BRIEF: Every line containing the word "качество" is to be copied from the data below.

THE DATA:
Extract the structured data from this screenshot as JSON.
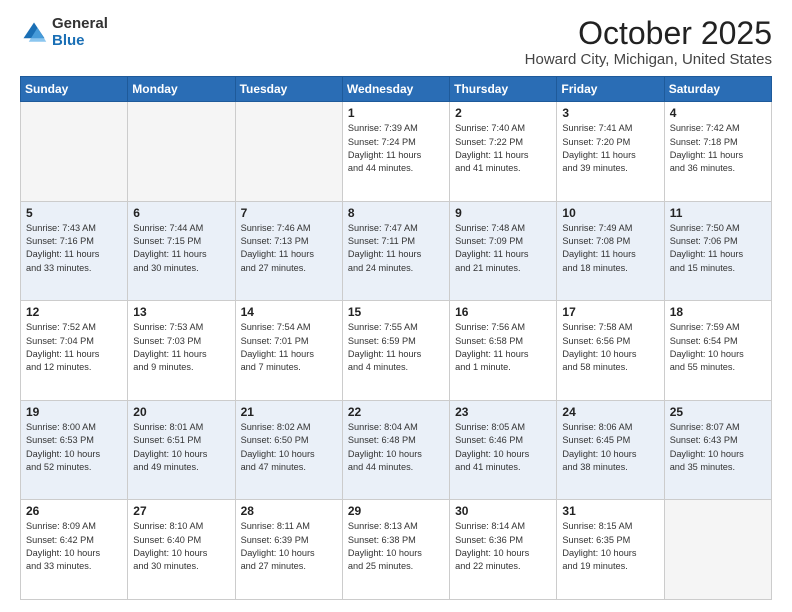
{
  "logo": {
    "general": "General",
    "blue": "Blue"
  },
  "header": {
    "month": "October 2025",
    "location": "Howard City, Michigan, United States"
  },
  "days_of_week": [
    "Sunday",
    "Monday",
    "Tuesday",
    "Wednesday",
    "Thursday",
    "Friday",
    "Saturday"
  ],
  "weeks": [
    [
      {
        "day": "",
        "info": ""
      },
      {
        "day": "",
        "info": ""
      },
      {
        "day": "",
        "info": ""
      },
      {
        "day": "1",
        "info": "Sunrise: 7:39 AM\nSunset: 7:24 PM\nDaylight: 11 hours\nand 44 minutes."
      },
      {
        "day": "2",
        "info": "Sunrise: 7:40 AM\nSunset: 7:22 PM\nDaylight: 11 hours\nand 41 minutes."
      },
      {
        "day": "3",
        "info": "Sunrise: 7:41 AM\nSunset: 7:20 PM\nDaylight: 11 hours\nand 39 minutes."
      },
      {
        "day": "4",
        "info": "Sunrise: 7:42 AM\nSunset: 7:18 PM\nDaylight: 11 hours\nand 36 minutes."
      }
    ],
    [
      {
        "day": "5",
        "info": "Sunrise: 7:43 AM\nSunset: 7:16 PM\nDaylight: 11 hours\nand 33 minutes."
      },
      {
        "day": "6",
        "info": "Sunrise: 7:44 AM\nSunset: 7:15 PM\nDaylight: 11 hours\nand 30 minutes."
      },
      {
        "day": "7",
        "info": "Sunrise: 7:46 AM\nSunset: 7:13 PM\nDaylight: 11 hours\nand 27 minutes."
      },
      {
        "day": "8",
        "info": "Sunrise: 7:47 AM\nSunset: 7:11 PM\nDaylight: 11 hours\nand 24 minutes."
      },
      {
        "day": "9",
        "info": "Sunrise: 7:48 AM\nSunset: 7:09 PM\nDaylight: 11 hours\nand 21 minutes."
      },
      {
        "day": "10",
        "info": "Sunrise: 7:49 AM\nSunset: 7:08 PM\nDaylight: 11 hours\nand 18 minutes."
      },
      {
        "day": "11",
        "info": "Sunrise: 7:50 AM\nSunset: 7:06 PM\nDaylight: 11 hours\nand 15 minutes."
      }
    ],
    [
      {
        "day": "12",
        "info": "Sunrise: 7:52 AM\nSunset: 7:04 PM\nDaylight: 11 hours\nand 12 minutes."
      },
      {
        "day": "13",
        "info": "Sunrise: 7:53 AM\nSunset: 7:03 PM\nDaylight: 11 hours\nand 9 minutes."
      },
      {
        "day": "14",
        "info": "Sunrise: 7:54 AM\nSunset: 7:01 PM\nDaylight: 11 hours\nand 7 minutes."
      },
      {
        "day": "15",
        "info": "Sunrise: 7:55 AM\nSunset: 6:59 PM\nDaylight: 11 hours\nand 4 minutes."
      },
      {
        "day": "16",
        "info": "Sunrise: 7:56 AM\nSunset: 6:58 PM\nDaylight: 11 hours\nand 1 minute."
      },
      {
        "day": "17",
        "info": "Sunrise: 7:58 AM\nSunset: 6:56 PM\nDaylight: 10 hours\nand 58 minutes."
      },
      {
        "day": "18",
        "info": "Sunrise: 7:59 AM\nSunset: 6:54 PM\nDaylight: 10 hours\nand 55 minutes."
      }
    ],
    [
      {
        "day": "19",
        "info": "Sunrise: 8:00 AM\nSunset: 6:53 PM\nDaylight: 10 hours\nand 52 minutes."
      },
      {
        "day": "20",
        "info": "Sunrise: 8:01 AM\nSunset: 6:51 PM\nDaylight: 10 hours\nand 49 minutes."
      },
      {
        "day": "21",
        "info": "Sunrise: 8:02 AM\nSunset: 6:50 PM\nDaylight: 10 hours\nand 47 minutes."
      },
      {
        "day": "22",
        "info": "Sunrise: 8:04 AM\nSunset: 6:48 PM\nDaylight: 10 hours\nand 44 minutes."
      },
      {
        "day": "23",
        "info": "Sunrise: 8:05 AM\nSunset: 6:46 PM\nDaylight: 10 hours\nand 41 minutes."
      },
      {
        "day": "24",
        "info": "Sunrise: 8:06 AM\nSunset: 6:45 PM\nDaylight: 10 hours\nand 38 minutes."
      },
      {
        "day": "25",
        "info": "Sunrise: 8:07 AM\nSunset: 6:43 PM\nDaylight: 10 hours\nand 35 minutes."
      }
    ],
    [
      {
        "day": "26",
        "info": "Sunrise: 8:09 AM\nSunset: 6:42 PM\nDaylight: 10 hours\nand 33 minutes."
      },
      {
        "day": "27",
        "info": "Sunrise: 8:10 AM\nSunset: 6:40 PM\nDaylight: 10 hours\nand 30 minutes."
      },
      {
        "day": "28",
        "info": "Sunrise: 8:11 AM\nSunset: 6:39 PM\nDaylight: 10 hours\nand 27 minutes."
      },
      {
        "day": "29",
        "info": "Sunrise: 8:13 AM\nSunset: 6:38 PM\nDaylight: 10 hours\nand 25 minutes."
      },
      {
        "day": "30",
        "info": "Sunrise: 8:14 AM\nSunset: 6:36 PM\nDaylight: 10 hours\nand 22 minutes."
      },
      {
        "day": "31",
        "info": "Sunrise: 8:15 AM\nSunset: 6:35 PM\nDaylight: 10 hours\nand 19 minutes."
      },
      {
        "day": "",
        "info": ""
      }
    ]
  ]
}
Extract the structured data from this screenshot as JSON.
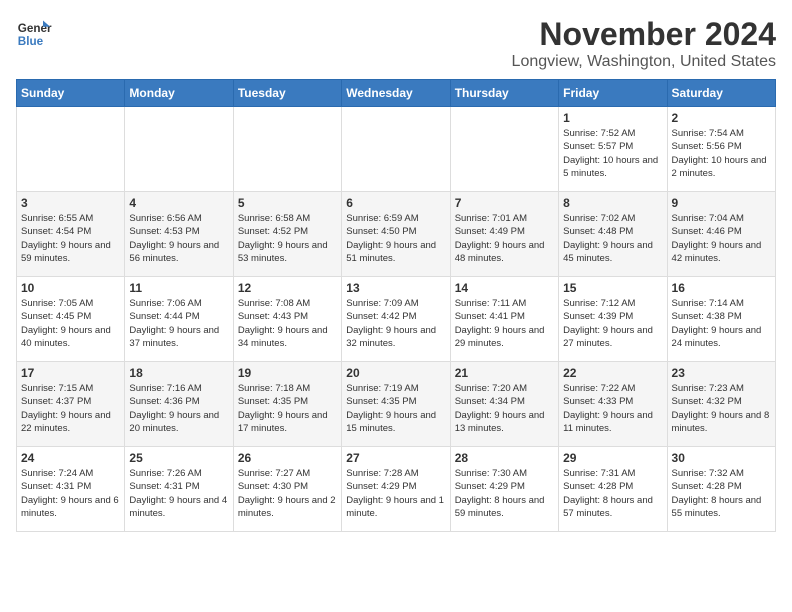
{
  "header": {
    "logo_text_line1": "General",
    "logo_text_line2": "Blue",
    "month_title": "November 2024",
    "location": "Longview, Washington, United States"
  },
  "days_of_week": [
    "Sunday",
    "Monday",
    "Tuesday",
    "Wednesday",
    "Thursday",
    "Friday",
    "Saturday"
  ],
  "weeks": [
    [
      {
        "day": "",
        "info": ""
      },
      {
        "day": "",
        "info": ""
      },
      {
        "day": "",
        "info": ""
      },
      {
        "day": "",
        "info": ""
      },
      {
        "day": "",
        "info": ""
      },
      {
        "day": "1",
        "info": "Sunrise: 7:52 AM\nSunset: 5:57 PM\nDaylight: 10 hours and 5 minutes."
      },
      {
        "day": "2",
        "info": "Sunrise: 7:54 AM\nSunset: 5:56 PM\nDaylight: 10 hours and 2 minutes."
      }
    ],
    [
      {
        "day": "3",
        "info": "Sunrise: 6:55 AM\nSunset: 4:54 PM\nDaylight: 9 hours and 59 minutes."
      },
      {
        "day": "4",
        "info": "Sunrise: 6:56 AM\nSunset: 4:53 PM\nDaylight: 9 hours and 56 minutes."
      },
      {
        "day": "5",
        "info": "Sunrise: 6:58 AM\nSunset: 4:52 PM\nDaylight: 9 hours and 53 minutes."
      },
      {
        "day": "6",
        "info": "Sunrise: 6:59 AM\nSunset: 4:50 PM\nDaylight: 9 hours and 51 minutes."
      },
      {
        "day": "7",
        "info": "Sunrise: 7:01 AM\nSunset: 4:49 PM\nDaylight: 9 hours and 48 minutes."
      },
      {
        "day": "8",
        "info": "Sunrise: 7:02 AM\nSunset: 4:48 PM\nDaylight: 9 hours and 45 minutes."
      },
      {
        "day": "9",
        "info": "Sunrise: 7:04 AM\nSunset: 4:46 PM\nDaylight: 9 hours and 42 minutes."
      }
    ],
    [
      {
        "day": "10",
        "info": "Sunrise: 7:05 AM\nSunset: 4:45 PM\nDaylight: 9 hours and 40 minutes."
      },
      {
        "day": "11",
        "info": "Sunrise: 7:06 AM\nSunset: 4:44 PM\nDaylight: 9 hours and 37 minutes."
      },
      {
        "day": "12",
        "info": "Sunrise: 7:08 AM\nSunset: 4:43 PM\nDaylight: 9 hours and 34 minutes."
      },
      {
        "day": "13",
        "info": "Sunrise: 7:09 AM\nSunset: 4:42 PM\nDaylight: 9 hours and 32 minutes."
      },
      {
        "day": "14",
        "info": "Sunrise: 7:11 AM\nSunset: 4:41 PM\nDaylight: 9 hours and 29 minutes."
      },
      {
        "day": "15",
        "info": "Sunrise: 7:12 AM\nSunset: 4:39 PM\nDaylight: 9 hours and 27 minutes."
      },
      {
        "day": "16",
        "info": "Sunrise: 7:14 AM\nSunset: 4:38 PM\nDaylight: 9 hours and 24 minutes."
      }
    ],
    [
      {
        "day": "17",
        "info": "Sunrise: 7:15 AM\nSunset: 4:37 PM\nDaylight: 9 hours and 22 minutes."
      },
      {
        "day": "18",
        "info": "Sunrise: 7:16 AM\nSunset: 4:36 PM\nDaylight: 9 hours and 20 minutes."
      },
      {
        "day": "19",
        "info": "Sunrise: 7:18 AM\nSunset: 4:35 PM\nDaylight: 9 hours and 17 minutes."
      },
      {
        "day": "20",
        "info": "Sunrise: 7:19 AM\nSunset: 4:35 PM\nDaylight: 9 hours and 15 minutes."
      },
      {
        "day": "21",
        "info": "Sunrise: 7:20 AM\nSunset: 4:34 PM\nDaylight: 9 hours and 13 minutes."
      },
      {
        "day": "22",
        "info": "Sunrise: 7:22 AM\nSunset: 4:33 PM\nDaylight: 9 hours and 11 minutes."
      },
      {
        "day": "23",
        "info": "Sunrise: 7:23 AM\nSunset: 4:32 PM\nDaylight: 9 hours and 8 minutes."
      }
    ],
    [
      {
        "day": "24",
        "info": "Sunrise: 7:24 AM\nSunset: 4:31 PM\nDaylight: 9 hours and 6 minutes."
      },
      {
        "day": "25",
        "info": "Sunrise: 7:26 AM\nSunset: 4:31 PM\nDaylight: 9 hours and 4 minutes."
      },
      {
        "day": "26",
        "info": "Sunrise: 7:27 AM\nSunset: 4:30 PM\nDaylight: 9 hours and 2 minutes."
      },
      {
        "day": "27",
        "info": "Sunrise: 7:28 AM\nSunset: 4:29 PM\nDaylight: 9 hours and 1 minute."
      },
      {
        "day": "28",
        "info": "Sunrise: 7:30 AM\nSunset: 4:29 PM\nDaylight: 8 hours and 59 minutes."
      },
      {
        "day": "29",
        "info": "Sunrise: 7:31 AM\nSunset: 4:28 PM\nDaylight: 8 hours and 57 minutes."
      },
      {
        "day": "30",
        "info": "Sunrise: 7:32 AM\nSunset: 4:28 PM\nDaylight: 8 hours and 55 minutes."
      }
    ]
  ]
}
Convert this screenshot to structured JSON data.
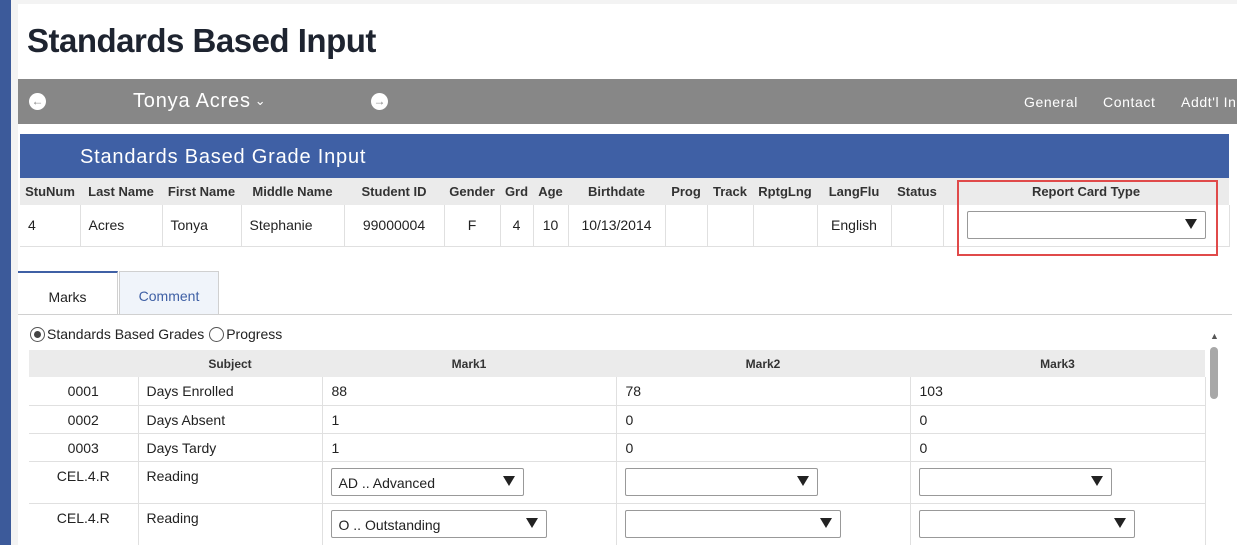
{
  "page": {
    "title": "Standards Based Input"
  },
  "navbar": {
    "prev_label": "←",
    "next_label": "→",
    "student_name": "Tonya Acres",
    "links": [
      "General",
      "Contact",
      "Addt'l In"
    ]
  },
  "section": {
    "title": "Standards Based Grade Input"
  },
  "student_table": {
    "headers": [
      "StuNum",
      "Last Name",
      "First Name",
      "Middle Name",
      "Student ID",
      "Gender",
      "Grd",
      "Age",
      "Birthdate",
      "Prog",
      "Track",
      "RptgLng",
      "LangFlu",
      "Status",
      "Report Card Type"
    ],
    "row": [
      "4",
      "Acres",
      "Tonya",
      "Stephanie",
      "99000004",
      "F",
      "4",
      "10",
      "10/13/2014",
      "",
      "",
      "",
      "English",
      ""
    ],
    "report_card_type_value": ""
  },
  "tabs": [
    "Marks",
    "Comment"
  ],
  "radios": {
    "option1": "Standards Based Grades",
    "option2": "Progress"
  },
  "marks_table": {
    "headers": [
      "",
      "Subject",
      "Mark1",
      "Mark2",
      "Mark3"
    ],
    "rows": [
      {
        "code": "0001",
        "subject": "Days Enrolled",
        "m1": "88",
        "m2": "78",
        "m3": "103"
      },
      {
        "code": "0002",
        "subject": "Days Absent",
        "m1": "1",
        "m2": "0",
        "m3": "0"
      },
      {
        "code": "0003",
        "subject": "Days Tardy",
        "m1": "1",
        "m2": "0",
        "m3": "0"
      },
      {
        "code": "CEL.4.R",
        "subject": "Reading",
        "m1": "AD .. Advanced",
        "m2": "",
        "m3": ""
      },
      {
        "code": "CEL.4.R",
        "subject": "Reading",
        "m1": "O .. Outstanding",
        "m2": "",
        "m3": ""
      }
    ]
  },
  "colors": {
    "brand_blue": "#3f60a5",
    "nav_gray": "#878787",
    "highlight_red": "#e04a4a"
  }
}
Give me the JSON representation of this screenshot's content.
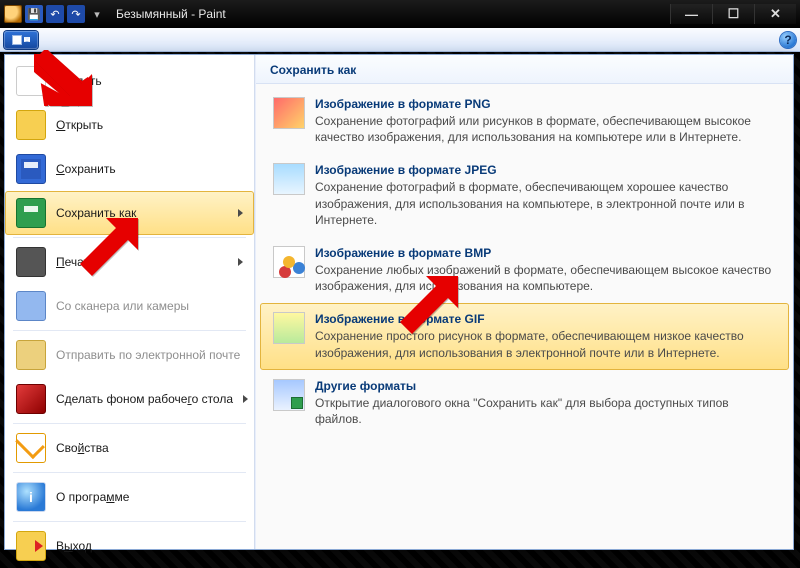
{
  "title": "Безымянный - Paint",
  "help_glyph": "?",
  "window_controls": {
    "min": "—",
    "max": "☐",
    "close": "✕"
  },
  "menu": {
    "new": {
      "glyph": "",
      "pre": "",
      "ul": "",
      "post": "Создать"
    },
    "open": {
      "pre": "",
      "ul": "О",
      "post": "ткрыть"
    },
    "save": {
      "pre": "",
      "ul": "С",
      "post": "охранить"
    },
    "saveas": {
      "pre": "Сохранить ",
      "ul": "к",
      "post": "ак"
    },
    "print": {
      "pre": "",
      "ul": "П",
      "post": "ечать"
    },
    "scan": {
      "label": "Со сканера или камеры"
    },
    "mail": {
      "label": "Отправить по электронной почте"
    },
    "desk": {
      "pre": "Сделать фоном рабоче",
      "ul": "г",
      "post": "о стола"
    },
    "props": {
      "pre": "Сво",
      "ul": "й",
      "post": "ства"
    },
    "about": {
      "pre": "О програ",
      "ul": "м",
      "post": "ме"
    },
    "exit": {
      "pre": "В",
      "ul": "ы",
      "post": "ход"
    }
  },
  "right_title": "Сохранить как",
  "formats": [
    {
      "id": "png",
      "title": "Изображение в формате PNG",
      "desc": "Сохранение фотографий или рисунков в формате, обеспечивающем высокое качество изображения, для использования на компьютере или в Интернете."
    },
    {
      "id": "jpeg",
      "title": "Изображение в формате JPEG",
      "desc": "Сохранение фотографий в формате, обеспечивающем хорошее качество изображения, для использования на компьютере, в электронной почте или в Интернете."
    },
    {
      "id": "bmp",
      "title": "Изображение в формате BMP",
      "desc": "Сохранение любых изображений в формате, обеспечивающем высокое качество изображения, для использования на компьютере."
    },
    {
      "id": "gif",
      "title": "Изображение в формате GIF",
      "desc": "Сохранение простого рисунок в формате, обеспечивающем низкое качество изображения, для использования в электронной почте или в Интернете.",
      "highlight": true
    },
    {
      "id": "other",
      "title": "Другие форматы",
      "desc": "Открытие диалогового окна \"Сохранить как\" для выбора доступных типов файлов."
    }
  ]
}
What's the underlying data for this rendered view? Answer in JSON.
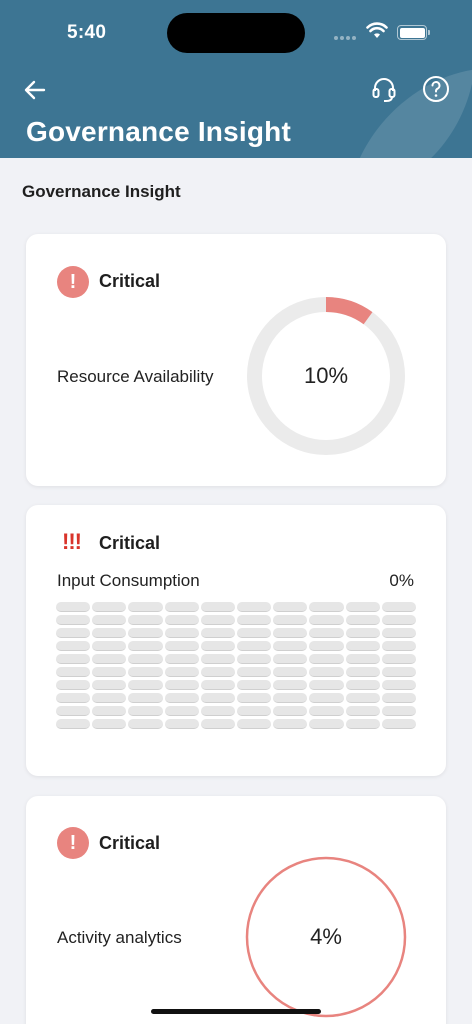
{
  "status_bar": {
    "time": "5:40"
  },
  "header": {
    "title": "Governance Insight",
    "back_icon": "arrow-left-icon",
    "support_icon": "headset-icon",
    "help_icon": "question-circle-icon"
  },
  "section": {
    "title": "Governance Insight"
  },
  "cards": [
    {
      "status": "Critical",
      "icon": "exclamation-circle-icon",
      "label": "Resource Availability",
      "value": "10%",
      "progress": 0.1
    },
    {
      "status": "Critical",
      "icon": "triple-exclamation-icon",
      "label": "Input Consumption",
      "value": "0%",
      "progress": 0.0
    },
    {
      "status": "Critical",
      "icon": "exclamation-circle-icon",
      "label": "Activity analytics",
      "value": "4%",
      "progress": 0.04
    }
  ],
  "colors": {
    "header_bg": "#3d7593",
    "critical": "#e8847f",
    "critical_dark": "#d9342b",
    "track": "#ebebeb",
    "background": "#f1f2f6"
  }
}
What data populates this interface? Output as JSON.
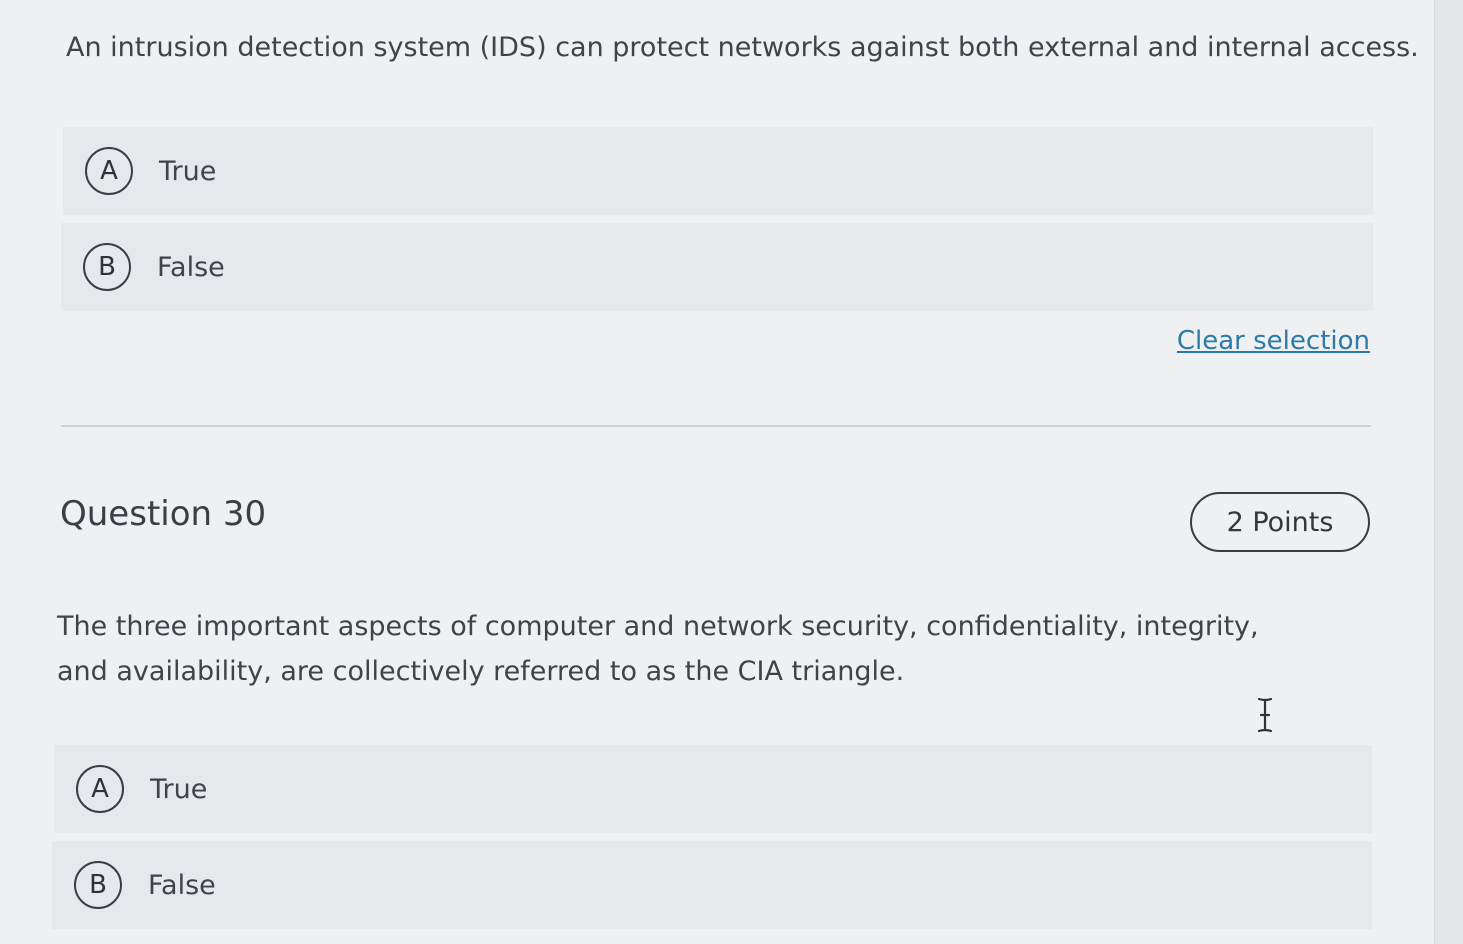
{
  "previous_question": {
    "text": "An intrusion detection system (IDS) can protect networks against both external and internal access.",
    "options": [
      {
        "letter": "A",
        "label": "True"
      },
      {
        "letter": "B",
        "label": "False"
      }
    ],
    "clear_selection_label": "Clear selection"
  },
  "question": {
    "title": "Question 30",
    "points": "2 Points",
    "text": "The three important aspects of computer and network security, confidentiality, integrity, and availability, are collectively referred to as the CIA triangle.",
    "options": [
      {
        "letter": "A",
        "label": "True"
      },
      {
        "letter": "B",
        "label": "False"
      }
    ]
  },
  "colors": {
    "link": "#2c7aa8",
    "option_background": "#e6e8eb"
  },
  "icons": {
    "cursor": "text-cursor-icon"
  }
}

REPLY TO THE TASK:
      "desc": "Сохранение фотографий или рисунков в формате, обеспечивающем высокое качество изображения, для использования на компьютере или в Интернете."
      "desc": "Сохранение фотографий в формате, обеспечивающем хорошее качество изображения, для использования на компьютере, в электронной почте или в Интернете."
      "desc": "Сохранение любых изображений в формате, обеспечивающем высокое качество изображения, для использования на компьютере."
      "desc": "Сохранение простого рисунок в формате, обеспечивающем низкое качество изображения, для использования в электронной почте или в Интернете.",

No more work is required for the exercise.